On Thursday, October 31, The Chronicle of Philanthropy is hosting a live video discussion, Clever Ways to Thank Donors, that will show attendees how to be creative in their thank you's and also mindful of legal considerations, including federal rules regarding written acknowledgments and disclosures. You can also view the recorded version on the same site.
Tony Martignetti of Tony Martignetti Nonprofit Radio and Cody Switzer, The Chronicle's Web editor, are hosting. And I'll be a guest along with Claire Axelrad, fundraiser and principal at Clairification.
Cody started us off by asking me about the legal requirements around acknowledging donors for their charitable contributions. I gave a quick rundown of some basic rules:
- A donor needs a bank record or written communication from the charity that states the name of the donor, the amount of the contribution, and the date of the contribution in order to be able to take a charitable deduction. A charity should be especially diligent about helping the donor establish her deduction when receiving a cash donation.
- A donor needs more information from a charity for a charitable contribution of $250 or more. Notably, the written acknowledgment from the charity must include a statement that provides either (1) that the charity did not give any goods or services to the donor in return or (2) that the charity did give goods or services to the donor in return (in which case, the acknowledgment should describe the goods or services, including a good faith estimate of their value). There are several cases in which donors could not deduct their legitimate contributions just because the charity didn't provide them with written acknowledgments without one of the two statements above in a timely manner. And the IRS always wins when taking these cases to court.
- A charity must provide additional information to the donor if providing goods or services back to the donor in exchange for a payment of more than $75, which is part charitable contribution and part purchase price.

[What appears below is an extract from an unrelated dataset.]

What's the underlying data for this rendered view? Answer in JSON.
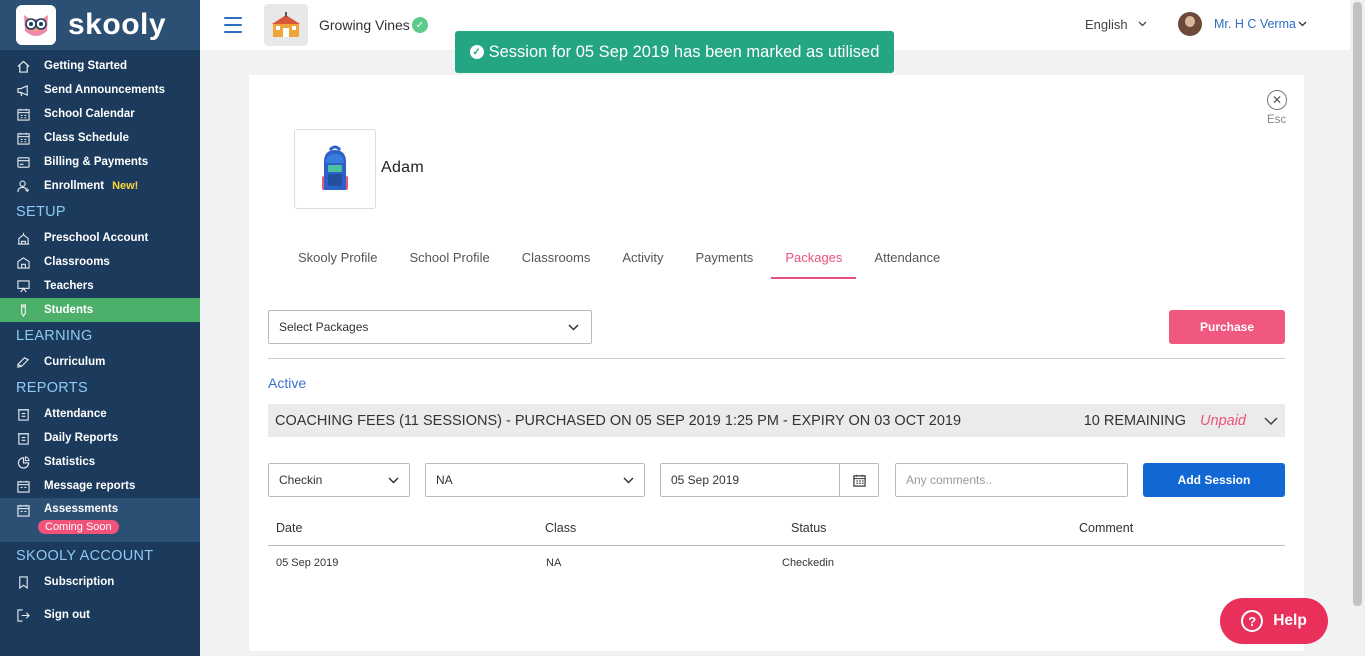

Such transactions are called quid pro quo contributions. In such circumstances, the charity must provide the donor with a written disclosure including a good faith estimate of the value of goods or services provided to the donor and a statement that the amount of the contribution that is deductible for federal income tax purposes is limited to the excess of money (and the fair market value of property other than money) contributed by the donor over the value of goods or services provided by the organization.
- There are exceptions, including for certain defined token items and membership benefits.
Tony then asked Claire about creative ways to thank donors. She first emphasized that charities need to thank donors within 48 hours (great advice!). Then she shared with us some examples, including handwritten cards, video thank you's, and baked goods.
See Claire's Pinterest Board on Gratitude – Nonprofits Say Thanks
As the lawyer in the discussion, I natch had to raise some cautions even while noting the importance of expressing gratitude in a variety of clever ways:
- Exercise reasonable care in selecting any volunteer or staff person to personally engage with your donors, especially if they will be creating food items to give as a thank you. Rule of thumb: consider whether you would trust that person to deliver those items to your kids.
- Train your volunteers or staff persons on how to engage with your donors. Make sure they don't make any misrepresentations (including stating how the donor's money will be used if that's not really the case).
- Be careful of the potential dangers of any thank you gift (e.g., nuts in cookies, toys that might be swallowed by small children).
- Get simple but sufficient licenses and/or releases if filming and/or publicly displaying videos of donors, particularly if children are involved.
Technical difficulties resulted in the recorded discussion being cut off after 45 minutes, but we continued to talk among ourselves as this is a fascinating and important topic for charities. Hopefully, we'll get the chance to do it again!